An Introduction to the Cultures and Identities of Pacific Islanders
308 pp $51.00
This book is written collaboratively by experts on different regions of Oceania. It presents a unique tool for instructors and general readers who wish to become more familiar with the peoples of the Pacific and for scholars looking for an analytical conspectus on this part of the world. Oceania combines surveys of prehistory and history with careful discussions of cultural patterns and problems arising out of contemporary political and economic change. Many of the issues discussed relate to concerns in other global regions, including North America and Australia.
General discussions on specific islands or sub-regions are followed by wide-ranging studies that bring together classic themes and recent issues as viewed in current scholarship. Readers will find the book easy to understand, and instructors will find the layout of the materials easy to set into course syllabi. Each section of the book probes issues that are significant for the study of the peoples of Oceania. These issues range from the contemporary interpretation and manifestation of traditional concepts such as "aloha" ("pity," "love," "affection," "sympathy," or "empathy") to the development of ethnicity and political conflict between local and national levels within the state, to the long-term influence of forms of Christianity and their intertwining with indigenous religion and ritual. Throughout the book, the authors emphasize the vitality and adaptability of Pacific Islanders in the context of rapid and continuing transformations in their life worlds.

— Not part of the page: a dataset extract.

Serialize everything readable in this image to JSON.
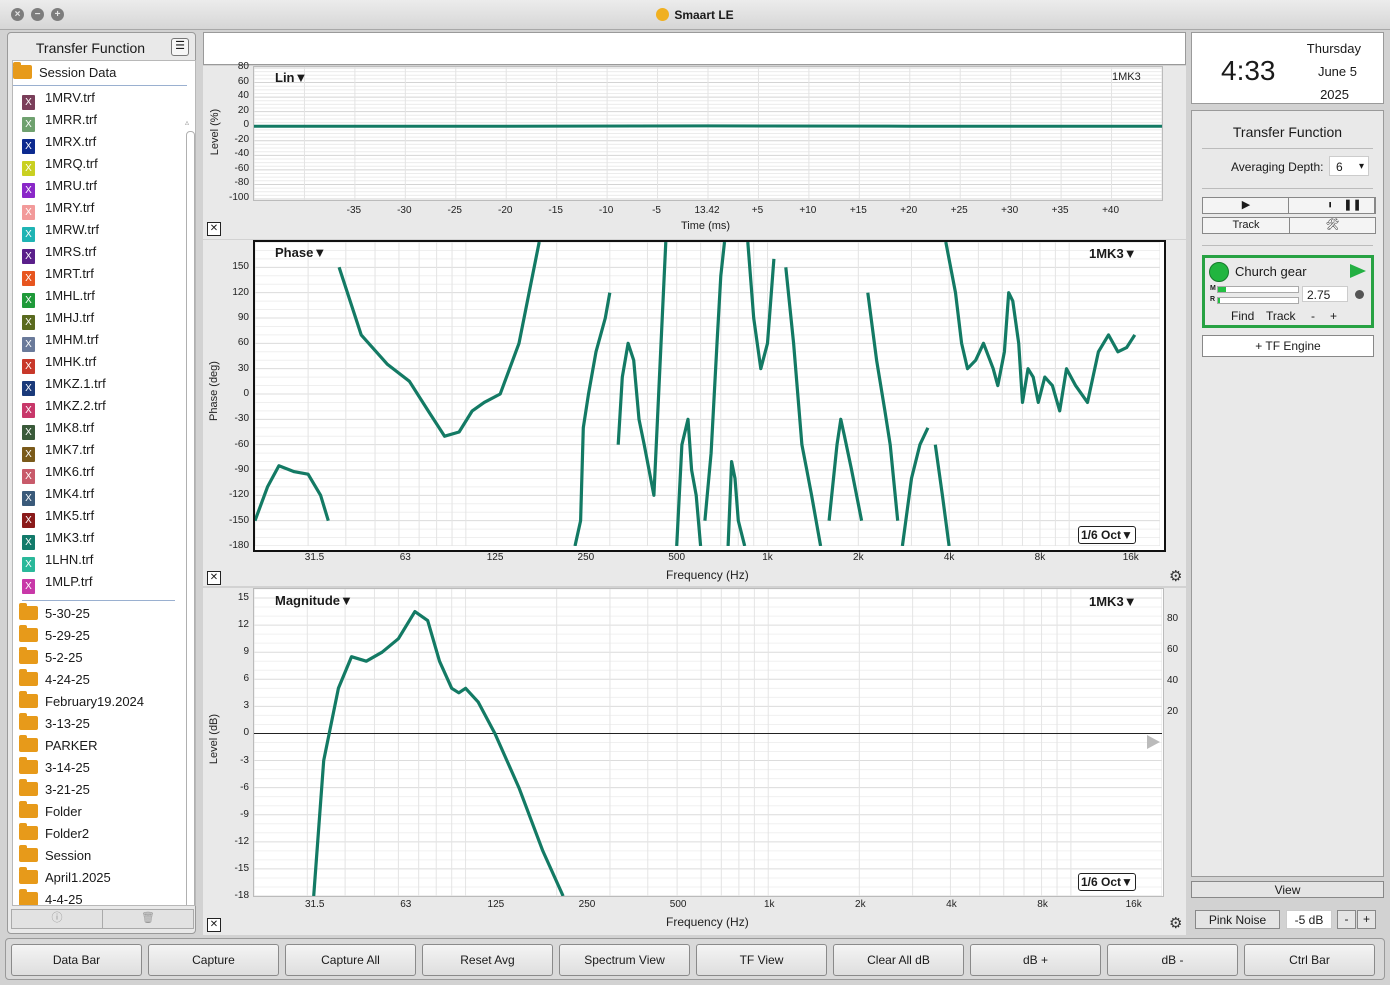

In this completely revised second edition of the book, all sections have been comprehensively updated with regard to recent scholarly literature on and political changes in the societies studied. In their expanded Introduction, Stewart and Strathern have included further discussions of studies on religious change, on aesthetic genres, and in particular on the relatively new arena of Disaster Anthropology that they have been developing for a number of years. They acknowledge also the affinity of the indigenous Austronesian speakers of Taiwan with the Pacific Islanders discussed in this book.